* _Problem to work on_
Look through the data below. Pick out the lines holding the string "ateliers".
=== Section Start ===
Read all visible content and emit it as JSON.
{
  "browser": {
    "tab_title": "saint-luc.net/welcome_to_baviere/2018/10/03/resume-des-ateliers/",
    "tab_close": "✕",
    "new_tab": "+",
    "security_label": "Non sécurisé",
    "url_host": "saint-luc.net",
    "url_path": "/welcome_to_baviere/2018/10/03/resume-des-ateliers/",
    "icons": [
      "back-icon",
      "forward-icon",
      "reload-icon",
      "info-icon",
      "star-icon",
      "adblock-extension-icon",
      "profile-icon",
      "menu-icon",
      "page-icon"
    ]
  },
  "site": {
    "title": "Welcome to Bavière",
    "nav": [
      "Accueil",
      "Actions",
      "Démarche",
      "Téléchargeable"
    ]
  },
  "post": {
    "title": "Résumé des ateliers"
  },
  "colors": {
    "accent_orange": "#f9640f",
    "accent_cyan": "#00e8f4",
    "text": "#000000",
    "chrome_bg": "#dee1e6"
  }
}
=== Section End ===
* _Expected answer_
    "tab_title": "saint-luc.net/welcome_to_baviere/2018/10/03/resume-des-ateliers/",
    "url_path": "/welcome_to_baviere/2018/10/03/resume-des-ateliers/",
    "title": "Résumé des ateliers"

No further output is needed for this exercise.